(The task):
Exactly as written, repeat all of the records below.

### Records shown

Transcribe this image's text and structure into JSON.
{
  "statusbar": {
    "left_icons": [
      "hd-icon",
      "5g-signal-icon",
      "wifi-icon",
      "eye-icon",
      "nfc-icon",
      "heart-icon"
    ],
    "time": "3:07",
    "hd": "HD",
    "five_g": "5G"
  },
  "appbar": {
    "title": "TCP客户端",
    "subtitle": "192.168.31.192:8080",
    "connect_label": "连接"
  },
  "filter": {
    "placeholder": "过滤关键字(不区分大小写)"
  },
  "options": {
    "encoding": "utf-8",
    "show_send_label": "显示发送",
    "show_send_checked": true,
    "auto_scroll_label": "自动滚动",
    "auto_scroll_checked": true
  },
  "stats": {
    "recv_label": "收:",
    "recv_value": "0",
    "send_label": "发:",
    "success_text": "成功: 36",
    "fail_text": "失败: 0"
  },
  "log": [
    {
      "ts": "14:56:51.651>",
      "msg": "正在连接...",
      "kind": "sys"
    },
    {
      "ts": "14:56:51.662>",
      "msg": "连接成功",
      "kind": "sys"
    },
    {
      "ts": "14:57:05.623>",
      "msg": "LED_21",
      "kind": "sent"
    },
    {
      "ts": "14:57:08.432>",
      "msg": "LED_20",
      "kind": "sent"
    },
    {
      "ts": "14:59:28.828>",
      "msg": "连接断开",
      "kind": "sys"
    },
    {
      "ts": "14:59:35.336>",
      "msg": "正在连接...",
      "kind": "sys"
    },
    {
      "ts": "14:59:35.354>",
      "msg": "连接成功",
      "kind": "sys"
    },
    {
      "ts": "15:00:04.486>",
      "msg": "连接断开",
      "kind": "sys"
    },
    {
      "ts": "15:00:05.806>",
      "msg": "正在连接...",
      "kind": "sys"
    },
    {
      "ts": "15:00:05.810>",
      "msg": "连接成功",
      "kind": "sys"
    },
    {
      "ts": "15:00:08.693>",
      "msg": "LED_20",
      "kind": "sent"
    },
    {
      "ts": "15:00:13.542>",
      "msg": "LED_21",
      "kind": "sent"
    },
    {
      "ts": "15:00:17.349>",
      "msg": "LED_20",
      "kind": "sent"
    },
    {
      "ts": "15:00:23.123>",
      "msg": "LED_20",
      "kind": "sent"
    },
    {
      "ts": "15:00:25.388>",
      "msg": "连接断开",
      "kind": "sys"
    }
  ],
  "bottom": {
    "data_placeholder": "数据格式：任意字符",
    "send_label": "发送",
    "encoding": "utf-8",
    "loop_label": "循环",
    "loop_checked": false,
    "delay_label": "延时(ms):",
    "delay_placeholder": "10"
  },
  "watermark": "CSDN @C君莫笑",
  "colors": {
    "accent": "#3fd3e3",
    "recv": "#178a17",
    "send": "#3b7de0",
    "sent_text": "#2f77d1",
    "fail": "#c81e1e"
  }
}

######

(Answer):
Transcribe this image's text and structure into JSON.
{
  "statusbar": {
    "left_icons": [
      "hd-icon",
      "5g-signal-icon",
      "wifi-icon",
      "eye-icon",
      "nfc-icon",
      "heart-icon"
    ],
    "time": "3:07",
    "hd": "HD",
    "five_g": "5G"
  },
  "appbar": {
    "title": "TCP客户端",
    "subtitle": "192.168.31.192:8080",
    "connect_label": "连接"
  },
  "filter": {
    "placeholder": "过滤关键字(不区分大小写)"
  },
  "options": {
    "encoding": "utf-8",
    "show_send_label": "显示发送",
    "show_send_checked": true,
    "auto_scroll_label": "自动滚动",
    "auto_scroll_checked": true
  },
  "stats": {
    "recv_label": "收:",
    "recv_value": "0",
    "send_label": "发:",
    "success_text": "成功: 36",
    "fail_text": "失败: 0"
  },
  "log": [
    {
      "ts": "14:56:51.651>",
      "msg": "正在连接...",
      "kind": "sys"
    },
    {
      "ts": "14:56:51.662>",
      "msg": "连接成功",
      "kind": "sys"
    },
    {
      "ts": "14:57:05.623>",
      "msg": "LED_21",
      "kind": "sent"
    },
    {
      "ts": "14:57:08.432>",
      "msg": "LED_20",
      "kind": "sent"
    },
    {
      "ts": "14:59:28.828>",
      "msg": "连接断开",
      "kind": "sys"
    },
    {
      "ts": "14:59:35.336>",
      "msg": "正在连接...",
      "kind": "sys"
    },
    {
      "ts": "14:59:35.354>",
      "msg": "连接成功",
      "kind": "sys"
    },
    {
      "ts": "15:00:04.486>",
      "msg": "连接断开",
      "kind": "sys"
    },
    {
      "ts": "15:00:05.806>",
      "msg": "正在连接...",
      "kind": "sys"
    },
    {
      "ts": "15:00:05.810>",
      "msg": "连接成功",
      "kind": "sys"
    },
    {
      "ts": "15:00:08.693>",
      "msg": "LED_20",
      "kind": "sent"
    },
    {
      "ts": "15:00:13.542>",
      "msg": "LED_21",
      "kind": "sent"
    },
    {
      "ts": "15:00:17.349>",
      "msg": "LED_20",
      "kind": "sent"
    },
    {
      "ts": "15:00:23.123>",
      "msg": "LED_20",
      "kind": "sent"
    },
    {
      "ts": "15:00:25.388>",
      "msg": "连接断开",
      "kind": "sys"
    }
  ],
  "bottom": {
    "data_placeholder": "数据格式：任意字符",
    "send_label": "发送",
    "encoding": "utf-8",
    "loop_label": "循环",
    "loop_checked": false,
    "delay_label": "延时(ms):",
    "delay_placeholder": "10"
  },
  "watermark": "CSDN @C君莫笑",
  "colors": {
    "accent": "#3fd3e3",
    "recv": "#178a17",
    "send": "#3b7de0",
    "sent_text": "#2f77d1",
    "fail": "#c81e1e"
  }
}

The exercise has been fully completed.